Stored data section start

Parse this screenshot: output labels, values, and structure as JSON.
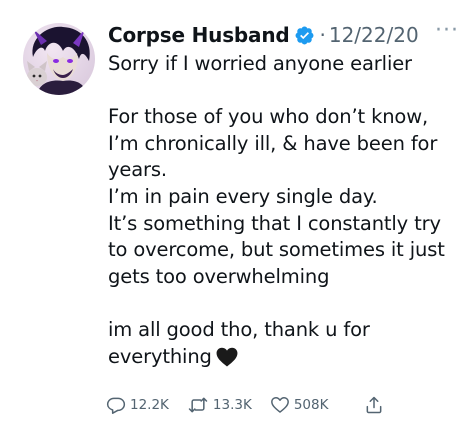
{
  "tweet": {
    "author_name": "Corpse Husband",
    "verified": true,
    "date": "12/22/20",
    "more_glyph": "···",
    "lines": [
      "Sorry if I worried anyone earlier",
      "",
      "For those of you who don’t know,",
      "I’m chronically ill, & have been for",
      "years.",
      "I’m in pain every single day.",
      "It’s something that I constantly try",
      "to overcome, but sometimes it just",
      "gets too overwhelming",
      "",
      "im all good tho, thank u for",
      "everything"
    ],
    "emoji": "black-heart",
    "stats": {
      "replies": "12.2K",
      "retweets": "13.3K",
      "likes": "508K"
    }
  },
  "colors": {
    "verified_blue": "#1d9bf0",
    "secondary_text": "#536471",
    "primary_text": "#0f1419"
  }
}
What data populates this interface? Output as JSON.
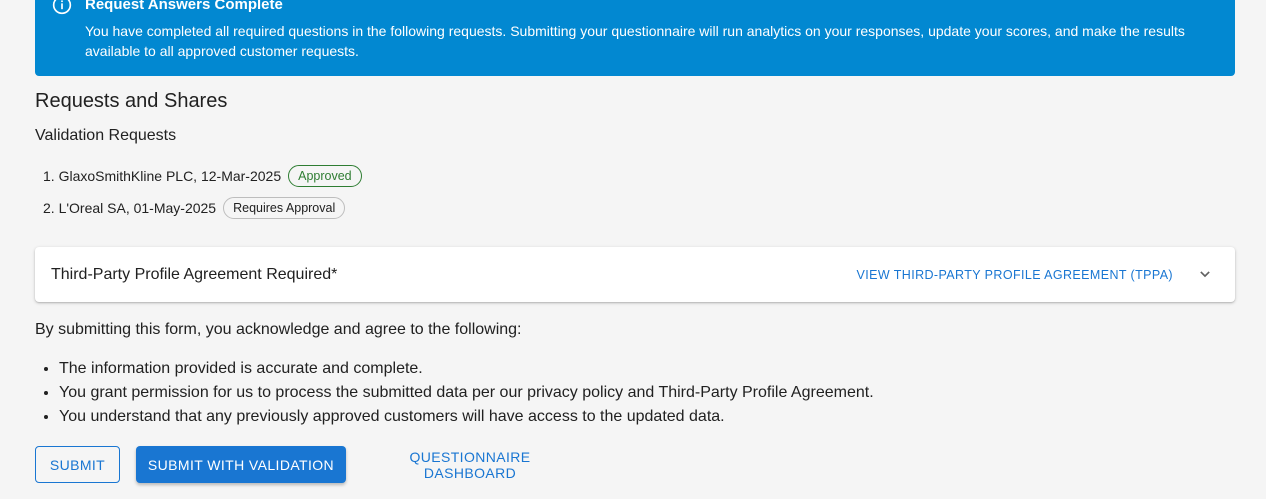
{
  "alert": {
    "icon": "info-icon",
    "title": "Request Answers Complete",
    "body": "You have completed all required questions in the following requests. Submitting your questionnaire will run analytics on your responses, update your scores, and make the results available to all approved customer requests.",
    "color": "#0288d1"
  },
  "main": {
    "heading": "Requests and Shares",
    "validation_heading": "Validation Requests",
    "requests": [
      {
        "text": "1. GlaxoSmithKline PLC, 12-Mar-2025",
        "status": "Approved"
      },
      {
        "text": "2. L'Oreal SA, 01-May-2025",
        "status": "Requires Approval"
      }
    ]
  },
  "agreement": {
    "title": "Third-Party Profile Agreement Required*",
    "link_label": "VIEW THIRD-PARTY PROFILE AGREEMENT (TPPA)",
    "expand_icon": "chevron-down-icon"
  },
  "acknowledgement": {
    "intro": "By submitting this form, you acknowledge and agree to the following:",
    "items": [
      "The information provided is accurate and complete.",
      "You grant permission for us to process the submitted data per our privacy policy and Third-Party Profile Agreement.",
      "You understand that any previously approved customers will have access to the updated data."
    ]
  },
  "actions": {
    "submit_label": "SUBMIT",
    "submit_validation_label": "SUBMIT WITH VALIDATION",
    "dashboard_label": "QUESTIONNAIRE DASHBOARD",
    "primary_color": "#1976d2"
  }
}
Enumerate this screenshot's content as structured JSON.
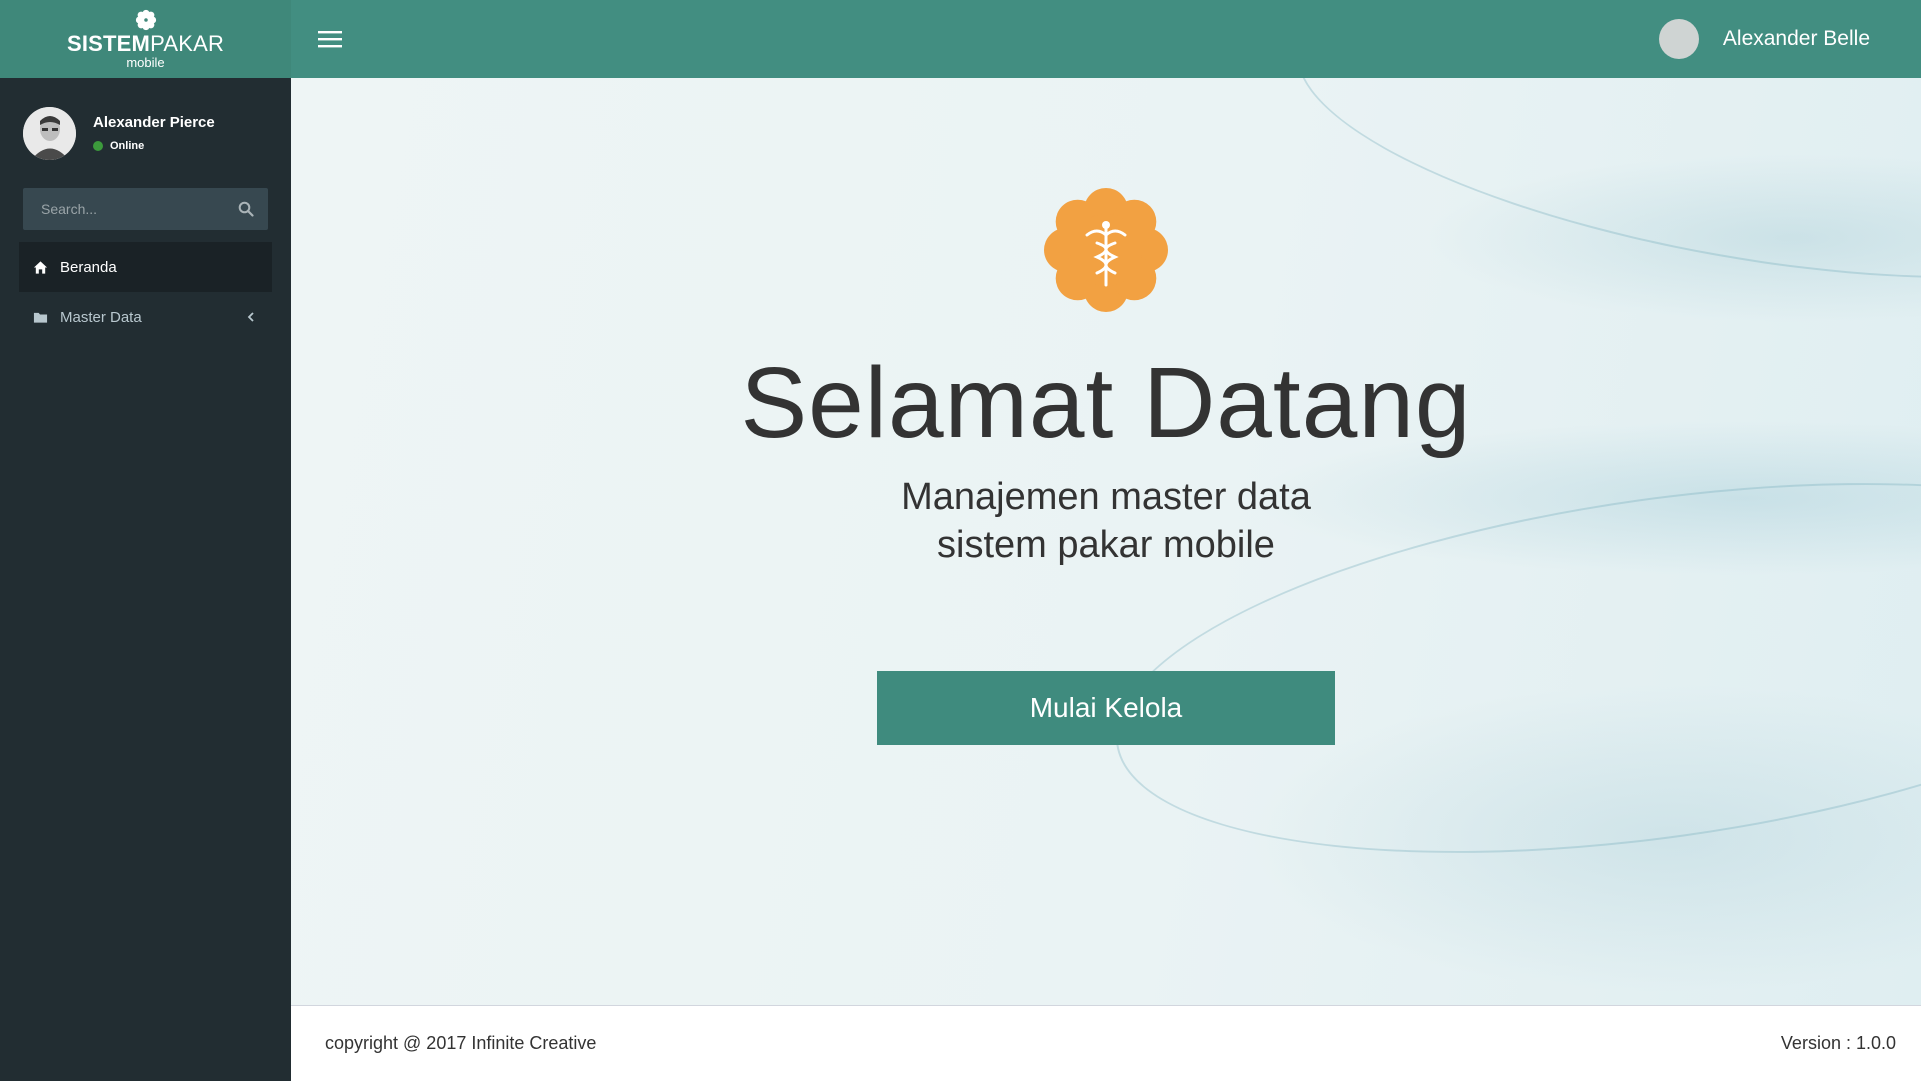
{
  "brand": {
    "title_bold": "SISTEM",
    "title_regular": "PAKAR",
    "subtitle": "mobile"
  },
  "sidebar": {
    "user": {
      "name": "Alexander Pierce",
      "status": "Online"
    },
    "search": {
      "placeholder": "Search..."
    },
    "items": [
      {
        "label": "Beranda",
        "icon": "home-icon",
        "active": true
      },
      {
        "label": "Master Data",
        "icon": "folder-icon",
        "active": false
      }
    ]
  },
  "header": {
    "user_name": "Alexander Belle"
  },
  "main": {
    "title": "Selamat Datang",
    "subtitle_line1": "Manajemen master data",
    "subtitle_line2": "sistem pakar mobile",
    "button_label": "Mulai Kelola"
  },
  "footer": {
    "copyright": "copyright @ 2017 Infinite Creative",
    "version": "Version : 1.0.0"
  },
  "colors": {
    "header": "#428e81",
    "sidebar": "#222d32",
    "accent_orange": "#f2a142",
    "button": "#3f8b7e"
  }
}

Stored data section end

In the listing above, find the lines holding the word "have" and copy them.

▸ **Answer to this problem**
      "I’m chronically ill, & have been for",
    "body": "You have completed all required questions in the following requests. Submitting your questionnaire will run analytics on your responses, update your scores, and make the results available to all approved customer requests.",
      "You understand that any previously approved customers will have access to the updated data."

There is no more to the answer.